Following the imposition of quota restriction by the US and the EU, Bangladesh with enough manpower utilised its allocated quota to the full compared to neighbouring India, Pakistan, Sri Lanka and Nepal.
Bangladesh managed to supply garment items to international buyers at competitive prices without having two important basic requirements — cotton and machinery.
Now, Bangladesh is not only a supplier of basic garment, but also a major destination for high-end apparel items.
The strength of the country’s apparel sector is well understood through its ability to supply high-end items to famous global brands such as Hugo Boss, Adidas, Puma, Tommy Hilfiger, G-Star, Diesel, Ralph Lauren, Calvin Klein, DKNY, Nike, Benetton and Mango. Currently, more than 30 per cent of the total RMG export is high-end products.
The primary textile sector also saw a wave of investments for increasing demands for fabrics.
The sector with a total investment of billions of dollars is now capable of supplying 90 per cent of fabrics for the knitwear sub-sector and 40 per cent of fabrics for the woven sub-sector.
It took three decades of hard work for the country’s garment sector to achieve its position today.
The journey started in 1978, with a shipment of 10,000 pieces of men’s shirts worth 13 million Franc to a French company by Reaz Garments Ltd.
Desh Garment Ltd, the first fully export-oriented garment factory of the country, entered the global market the following year.
In 1980, South Korean Youngone Corporation formed the first joint-venture garment factory with a Bangladeshi firm, Trexim Ltd.
The number of garment factories in the country rose to 587 in 1984-85. With the arrival of many international buyers, the figure jumped to around 2,900 in 1999.
In 2005, Bangladesh with an increased number of production units became one of the 12 largest apparel exporters in the world.
Now, the country has more than 5,500 woven garment factories, 1,700 knitwear factories and 1,300 spinning, finishing and dyeing factories.
At present, the sector employs 3.5 million workers, 80 per cent of whom are women.
The country’s 60 per cent RMG products enter the EU, 23 per cent goes to the US, 4.8 per cent to Canada and 12.1 per cent to other destinations worldwide.
According to data of Export Promotion Bureau, the RMG sector’s contribution to the country’s export was 3.9 per cent in fiscal 1983-84, which now stands at nearly 80 per cent.
The country’s banking and financial institutions, and insurance and services sectors are largely dependent on the RMG sector for their businesses.
Workers for Malaysia: The year 2012 ended on a high note for the Bangladeshi overseas labour market.

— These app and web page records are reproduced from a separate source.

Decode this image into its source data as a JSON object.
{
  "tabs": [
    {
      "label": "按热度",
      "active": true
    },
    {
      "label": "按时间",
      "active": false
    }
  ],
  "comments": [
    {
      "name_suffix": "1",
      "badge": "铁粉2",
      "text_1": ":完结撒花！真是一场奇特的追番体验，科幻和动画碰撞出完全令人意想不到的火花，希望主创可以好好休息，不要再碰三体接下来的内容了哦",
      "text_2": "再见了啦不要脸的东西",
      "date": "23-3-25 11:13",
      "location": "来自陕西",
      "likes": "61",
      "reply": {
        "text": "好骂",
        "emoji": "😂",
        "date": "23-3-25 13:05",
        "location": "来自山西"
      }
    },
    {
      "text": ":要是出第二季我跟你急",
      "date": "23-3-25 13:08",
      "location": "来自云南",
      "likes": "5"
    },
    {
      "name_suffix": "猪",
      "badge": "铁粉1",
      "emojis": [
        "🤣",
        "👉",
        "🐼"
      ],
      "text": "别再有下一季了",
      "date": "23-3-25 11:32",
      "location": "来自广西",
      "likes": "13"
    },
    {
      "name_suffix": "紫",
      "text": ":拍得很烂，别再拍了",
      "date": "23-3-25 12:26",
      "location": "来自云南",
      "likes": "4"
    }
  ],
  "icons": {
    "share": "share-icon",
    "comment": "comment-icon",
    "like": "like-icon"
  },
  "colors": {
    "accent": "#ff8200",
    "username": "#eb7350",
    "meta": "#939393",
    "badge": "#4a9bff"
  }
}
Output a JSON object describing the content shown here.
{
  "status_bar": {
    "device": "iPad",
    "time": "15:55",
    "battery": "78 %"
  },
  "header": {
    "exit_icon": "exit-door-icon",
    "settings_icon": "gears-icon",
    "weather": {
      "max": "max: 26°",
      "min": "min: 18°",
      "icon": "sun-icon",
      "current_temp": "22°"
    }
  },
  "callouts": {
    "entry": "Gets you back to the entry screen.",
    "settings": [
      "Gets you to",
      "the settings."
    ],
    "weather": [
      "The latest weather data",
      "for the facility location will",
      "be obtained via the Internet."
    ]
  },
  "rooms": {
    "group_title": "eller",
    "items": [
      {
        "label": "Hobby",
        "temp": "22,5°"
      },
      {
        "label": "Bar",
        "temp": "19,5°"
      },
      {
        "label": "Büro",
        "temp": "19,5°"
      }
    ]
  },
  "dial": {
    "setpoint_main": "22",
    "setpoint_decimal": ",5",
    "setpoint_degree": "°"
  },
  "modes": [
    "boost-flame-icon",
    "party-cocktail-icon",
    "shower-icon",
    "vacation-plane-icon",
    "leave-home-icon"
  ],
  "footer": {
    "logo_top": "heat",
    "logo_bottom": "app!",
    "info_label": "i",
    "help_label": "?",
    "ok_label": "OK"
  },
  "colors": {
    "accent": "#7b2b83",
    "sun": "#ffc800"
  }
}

The country received a formal request from the Malaysian government for 10,000 workers. This major labour destination had been closed to Bangladeshi workers for four long years.
The signing of a formal Memorandum of Understanding between Bangladesh and Malaysia in 2012 paved the way for a state-to-state recruitment process, and this is the first lot of 10,000 being taken with the remainder to follow in due course. It could be a test-case to see whether the recruitment process has been streamlined as per requirements of the Malaysian counterpart.
The plan is to register 35,000 workers from Dhaka, Barisal, Rajshahi, and Rangpur divisions and through lottery select 10,000 successful candidates. Selected candidates would naturally have to qualify for work on the basis of health check-up before receiving confirmation through cell phone messaging. The declared cost per worker stands at 40,000 taka ($500).
The selection of workers will be done under a quota system based on the demographic map and a government official would monitor registration and selection process at each registration centre.
Undoubtedly, this is a whole new method of recruitment the government is embarking on. This is an area in which it has no prior experience to count on. It involves a lot of logistical challenges such as computerised online registration, physical monitoring, and so on. If successful, it could pave the way for other such agreements in new international labour markets.—Asia News Network/The Daily Star